Entries supplied section start

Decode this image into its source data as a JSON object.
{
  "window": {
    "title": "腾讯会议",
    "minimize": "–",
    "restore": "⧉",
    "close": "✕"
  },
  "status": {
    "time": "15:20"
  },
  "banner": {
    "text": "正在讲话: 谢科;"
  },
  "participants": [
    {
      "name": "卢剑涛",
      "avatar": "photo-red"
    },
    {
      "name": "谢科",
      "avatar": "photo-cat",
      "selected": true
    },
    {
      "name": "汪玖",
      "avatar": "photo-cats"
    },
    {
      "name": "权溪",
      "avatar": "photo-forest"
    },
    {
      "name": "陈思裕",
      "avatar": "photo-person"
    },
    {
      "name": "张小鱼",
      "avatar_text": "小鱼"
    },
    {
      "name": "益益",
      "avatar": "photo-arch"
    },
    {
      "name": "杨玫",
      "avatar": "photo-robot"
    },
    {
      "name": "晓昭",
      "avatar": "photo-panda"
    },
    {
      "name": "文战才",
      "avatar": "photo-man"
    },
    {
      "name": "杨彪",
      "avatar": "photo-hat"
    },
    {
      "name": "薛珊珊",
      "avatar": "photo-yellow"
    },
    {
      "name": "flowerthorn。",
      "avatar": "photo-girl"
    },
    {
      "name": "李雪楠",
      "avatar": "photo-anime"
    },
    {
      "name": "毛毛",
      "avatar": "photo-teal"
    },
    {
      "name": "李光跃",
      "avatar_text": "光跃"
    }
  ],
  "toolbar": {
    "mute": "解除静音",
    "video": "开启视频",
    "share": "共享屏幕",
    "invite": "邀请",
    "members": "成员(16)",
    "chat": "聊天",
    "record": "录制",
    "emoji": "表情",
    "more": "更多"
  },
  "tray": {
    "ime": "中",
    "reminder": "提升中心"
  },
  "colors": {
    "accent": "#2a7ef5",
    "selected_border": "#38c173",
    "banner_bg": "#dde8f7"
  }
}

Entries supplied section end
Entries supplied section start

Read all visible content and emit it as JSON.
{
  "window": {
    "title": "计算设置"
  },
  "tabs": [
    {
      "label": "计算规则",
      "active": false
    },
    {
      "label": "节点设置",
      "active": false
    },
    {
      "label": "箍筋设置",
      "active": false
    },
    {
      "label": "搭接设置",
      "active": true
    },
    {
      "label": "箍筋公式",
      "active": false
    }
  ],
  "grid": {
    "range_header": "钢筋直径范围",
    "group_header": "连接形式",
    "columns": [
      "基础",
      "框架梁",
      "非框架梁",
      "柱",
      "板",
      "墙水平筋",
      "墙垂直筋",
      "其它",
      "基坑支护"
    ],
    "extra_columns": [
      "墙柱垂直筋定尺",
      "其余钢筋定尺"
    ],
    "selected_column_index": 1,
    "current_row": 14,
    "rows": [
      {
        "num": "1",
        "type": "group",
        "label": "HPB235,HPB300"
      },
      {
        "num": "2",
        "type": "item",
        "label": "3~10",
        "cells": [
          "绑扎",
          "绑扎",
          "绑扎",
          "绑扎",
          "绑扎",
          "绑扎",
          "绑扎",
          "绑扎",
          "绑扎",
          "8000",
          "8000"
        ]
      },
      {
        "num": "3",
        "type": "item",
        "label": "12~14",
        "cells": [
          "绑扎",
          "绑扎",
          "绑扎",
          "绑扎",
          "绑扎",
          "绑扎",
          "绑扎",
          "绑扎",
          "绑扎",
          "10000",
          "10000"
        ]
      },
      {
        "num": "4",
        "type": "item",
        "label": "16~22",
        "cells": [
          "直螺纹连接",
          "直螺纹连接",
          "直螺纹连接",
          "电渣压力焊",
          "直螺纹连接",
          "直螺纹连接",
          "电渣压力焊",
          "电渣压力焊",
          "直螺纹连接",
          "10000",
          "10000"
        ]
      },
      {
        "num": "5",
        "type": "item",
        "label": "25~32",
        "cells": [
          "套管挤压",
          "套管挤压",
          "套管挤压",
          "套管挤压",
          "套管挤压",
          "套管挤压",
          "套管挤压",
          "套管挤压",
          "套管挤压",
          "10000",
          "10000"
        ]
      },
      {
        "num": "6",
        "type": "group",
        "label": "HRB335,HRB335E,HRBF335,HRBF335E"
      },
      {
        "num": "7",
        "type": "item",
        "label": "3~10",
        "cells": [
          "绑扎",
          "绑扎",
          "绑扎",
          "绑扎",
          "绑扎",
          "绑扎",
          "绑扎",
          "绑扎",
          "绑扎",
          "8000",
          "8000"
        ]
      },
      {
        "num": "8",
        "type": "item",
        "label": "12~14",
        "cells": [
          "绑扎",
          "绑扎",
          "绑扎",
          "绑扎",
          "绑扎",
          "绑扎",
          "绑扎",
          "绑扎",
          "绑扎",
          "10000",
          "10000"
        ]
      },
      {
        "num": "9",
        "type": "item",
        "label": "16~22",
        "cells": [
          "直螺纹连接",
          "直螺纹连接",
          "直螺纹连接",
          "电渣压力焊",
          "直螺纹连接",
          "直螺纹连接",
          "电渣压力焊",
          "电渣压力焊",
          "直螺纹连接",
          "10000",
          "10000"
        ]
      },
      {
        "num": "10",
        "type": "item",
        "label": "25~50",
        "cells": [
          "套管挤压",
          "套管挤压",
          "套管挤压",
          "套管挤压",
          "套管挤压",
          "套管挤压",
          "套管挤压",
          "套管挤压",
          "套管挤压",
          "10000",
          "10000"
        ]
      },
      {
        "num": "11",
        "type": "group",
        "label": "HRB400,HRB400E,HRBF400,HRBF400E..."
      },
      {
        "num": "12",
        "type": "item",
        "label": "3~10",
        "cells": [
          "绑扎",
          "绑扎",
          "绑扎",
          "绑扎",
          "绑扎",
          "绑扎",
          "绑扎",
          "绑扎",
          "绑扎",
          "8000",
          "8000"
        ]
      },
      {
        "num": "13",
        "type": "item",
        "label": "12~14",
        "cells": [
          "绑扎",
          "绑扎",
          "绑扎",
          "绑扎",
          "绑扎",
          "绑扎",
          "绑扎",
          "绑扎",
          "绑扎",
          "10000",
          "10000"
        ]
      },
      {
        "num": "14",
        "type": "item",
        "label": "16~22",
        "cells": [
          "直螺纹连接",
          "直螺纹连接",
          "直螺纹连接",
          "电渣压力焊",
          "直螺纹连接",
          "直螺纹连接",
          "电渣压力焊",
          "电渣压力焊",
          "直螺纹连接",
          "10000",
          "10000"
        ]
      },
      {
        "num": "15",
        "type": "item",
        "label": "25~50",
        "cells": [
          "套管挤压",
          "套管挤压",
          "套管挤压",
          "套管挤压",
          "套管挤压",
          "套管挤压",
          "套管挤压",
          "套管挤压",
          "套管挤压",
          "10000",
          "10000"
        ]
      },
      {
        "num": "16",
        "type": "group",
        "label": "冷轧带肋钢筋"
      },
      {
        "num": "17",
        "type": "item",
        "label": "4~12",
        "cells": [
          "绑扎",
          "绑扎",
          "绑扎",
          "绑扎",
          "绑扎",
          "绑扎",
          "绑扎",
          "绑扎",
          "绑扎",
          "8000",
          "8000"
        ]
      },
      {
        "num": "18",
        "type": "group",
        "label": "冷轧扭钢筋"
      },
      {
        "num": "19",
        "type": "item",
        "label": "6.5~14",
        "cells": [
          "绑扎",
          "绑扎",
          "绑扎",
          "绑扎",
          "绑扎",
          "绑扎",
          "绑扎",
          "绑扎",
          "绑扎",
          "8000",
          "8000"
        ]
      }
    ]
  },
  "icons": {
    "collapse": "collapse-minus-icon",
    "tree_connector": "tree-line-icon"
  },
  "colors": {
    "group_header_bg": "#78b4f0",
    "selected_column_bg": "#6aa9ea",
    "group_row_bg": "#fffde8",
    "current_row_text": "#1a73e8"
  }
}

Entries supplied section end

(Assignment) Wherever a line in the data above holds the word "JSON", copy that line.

(Response to this task)
Decode this image into its source data as a JSON object.
Read all visible content and emit it as JSON.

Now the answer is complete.